posted Sep 6, 2018, 1:04 PM by JonAlf Dyrland-Weaver

  • Check your email for an invitation to the google group (QAF)
  • Accept the invitation.
  • Read & respond to the post titled "Welcome to the world of tomorrow"

Work 0: Getting to know you

posted Sep 5, 2018, 6:57 AM by JonAlf Dyrland-Weaver

  • There are things I need to know about you.
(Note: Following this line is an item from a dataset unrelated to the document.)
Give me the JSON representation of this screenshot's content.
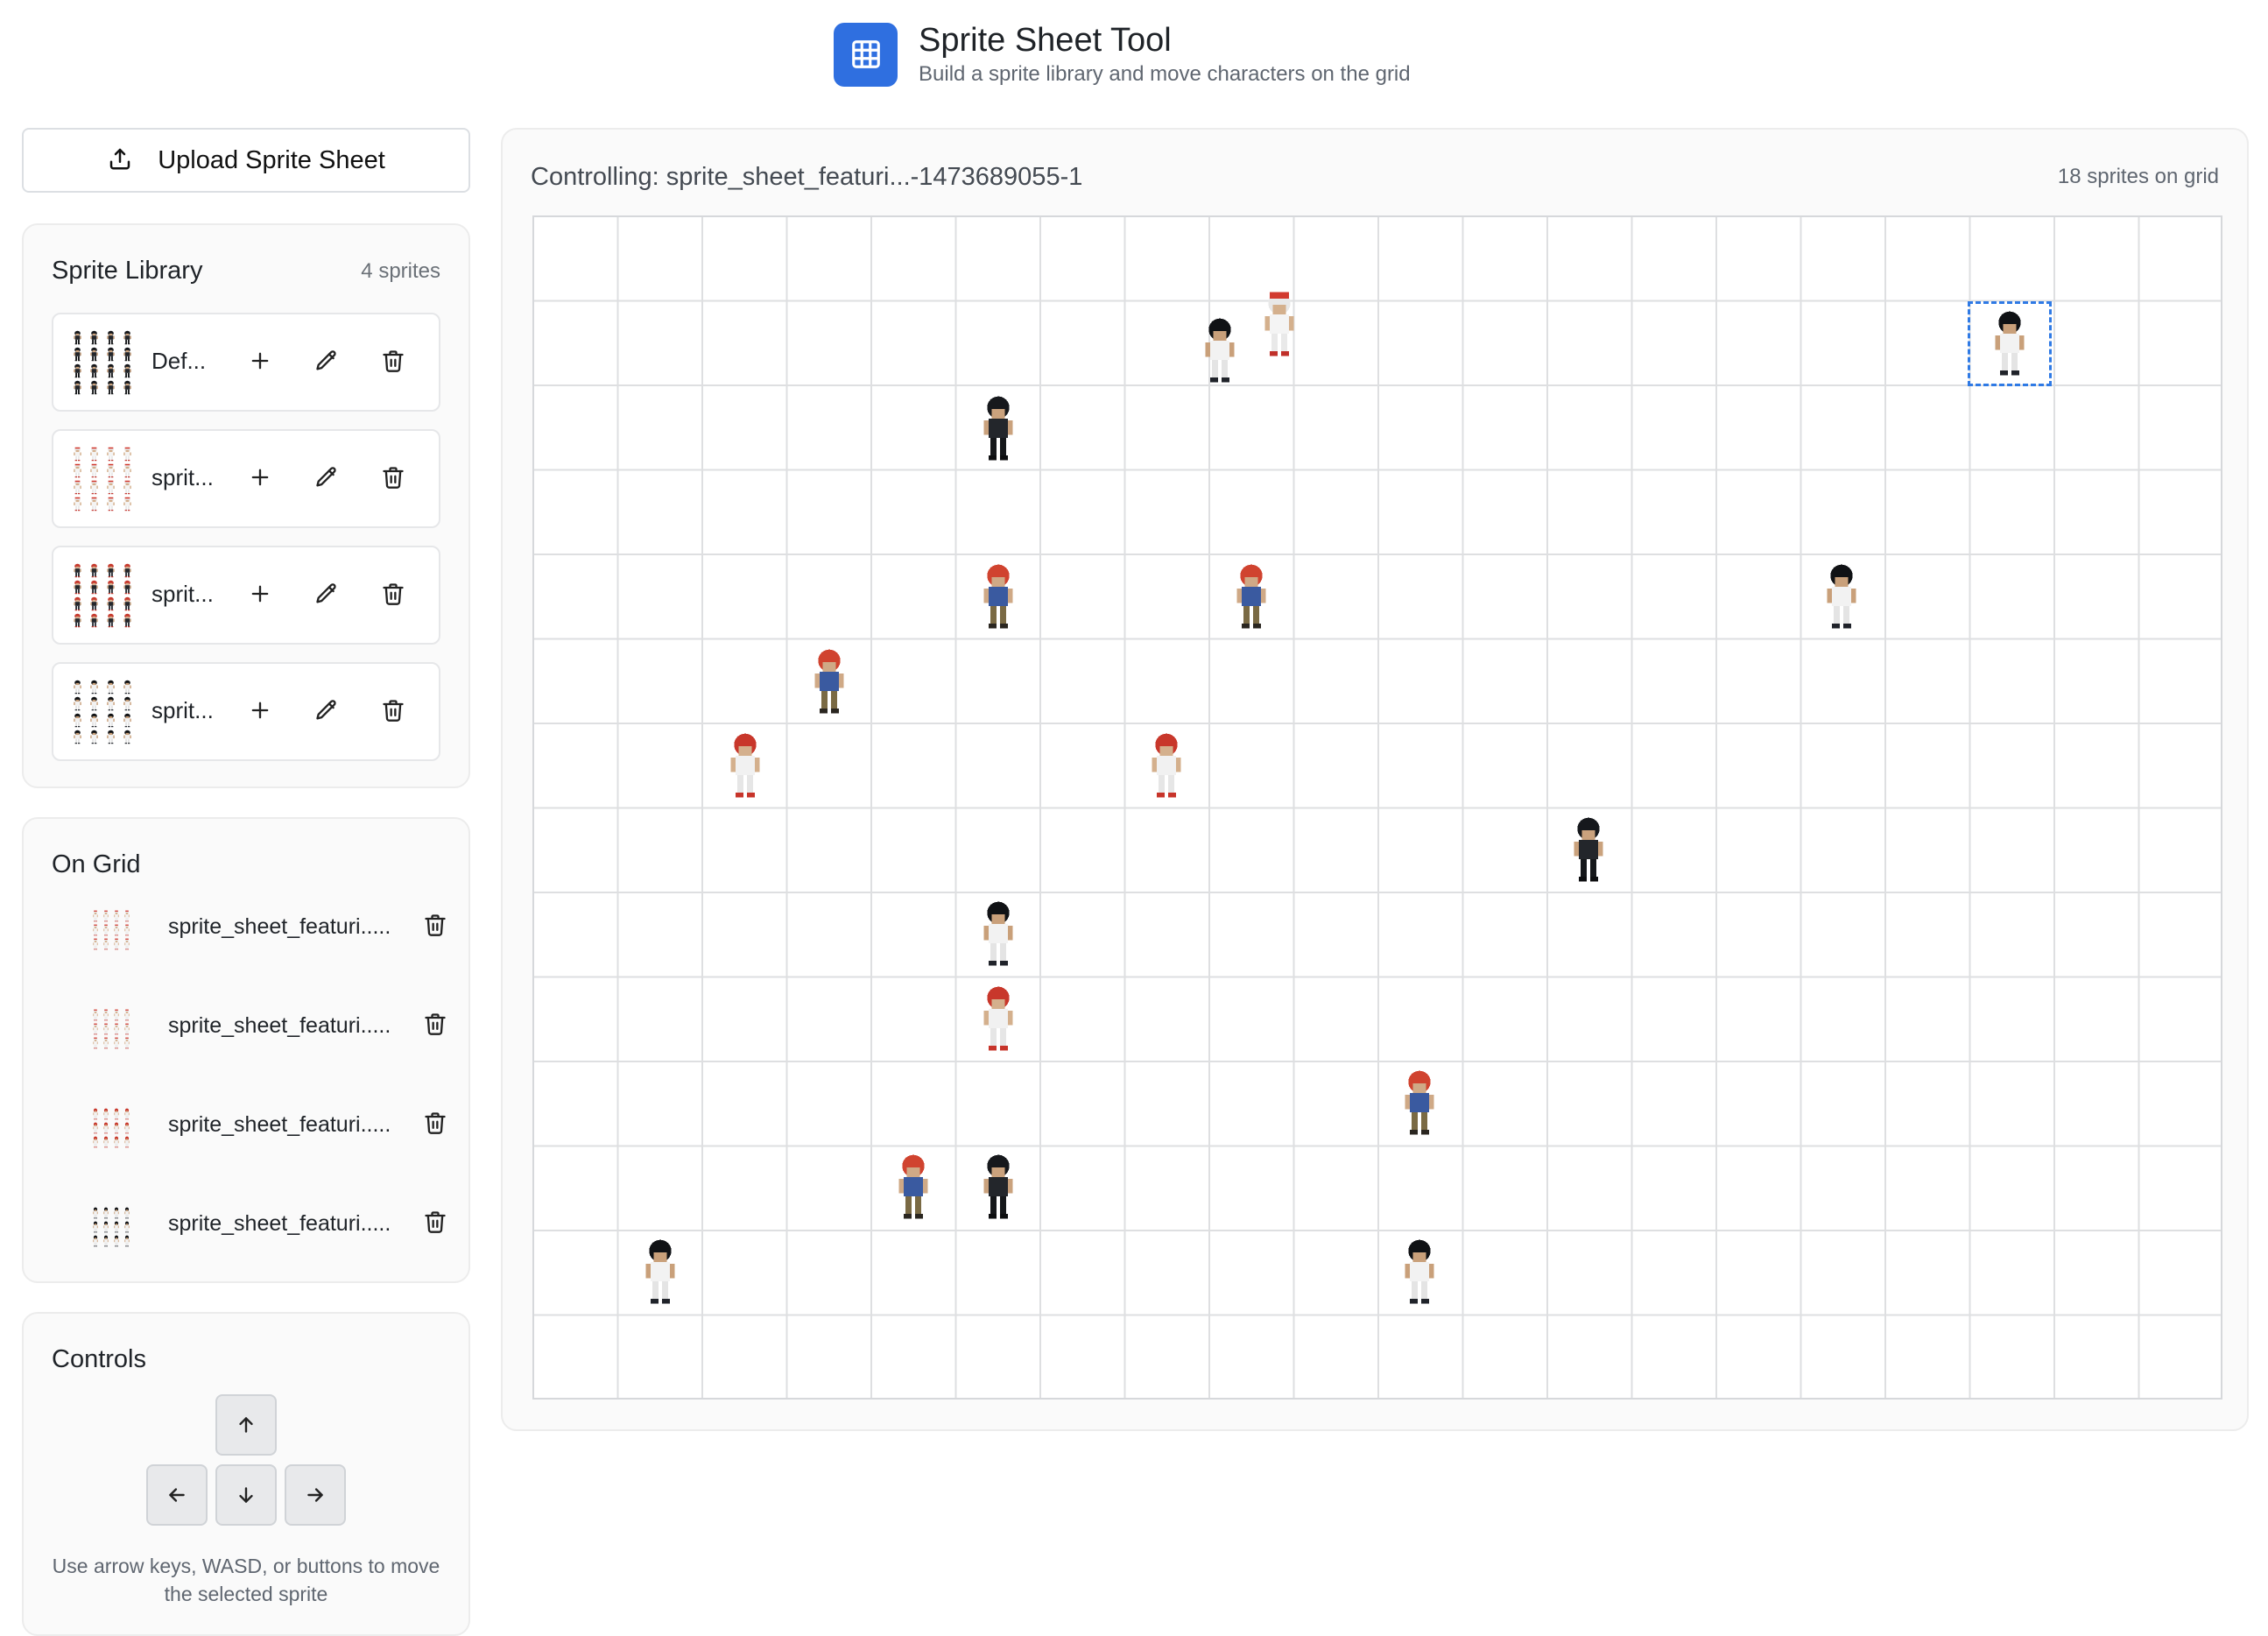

Fill out the following form with all the information.
  • Supplies needed:
    • A notebook
      • You will have to take notes in this class, on paper (why not on these computers sitting on our desks you ask?, Here are some reasons.)
      • You may use any kind of notebook, but it must be an organized notebook, not random sheets of paper in a folder.
    • Pens and pencils
      • Have a few of each, try multiple colors to make your notes even better.
    • Access to a suitable computer
      • The programming tools we will be using in class do not require much of a computer, but you should have access to a computer that runs either:
        • MacOS
        • Linux (most flavors of linux will work)
        • Windows
      • Note that tablets/computers running iOS, android or chromeOS will probably not work well for this class.
      • Tablets running windows may work, but there still might be problems.
      • If you have any problems accessing a computer talk to me.
        • There are some computers available most periods in room 301 for student use.
        • Starting soon, room 307 will be open for the CS Dojo, providing computer access Monday-Thursday after 10th period.

1-6 of 6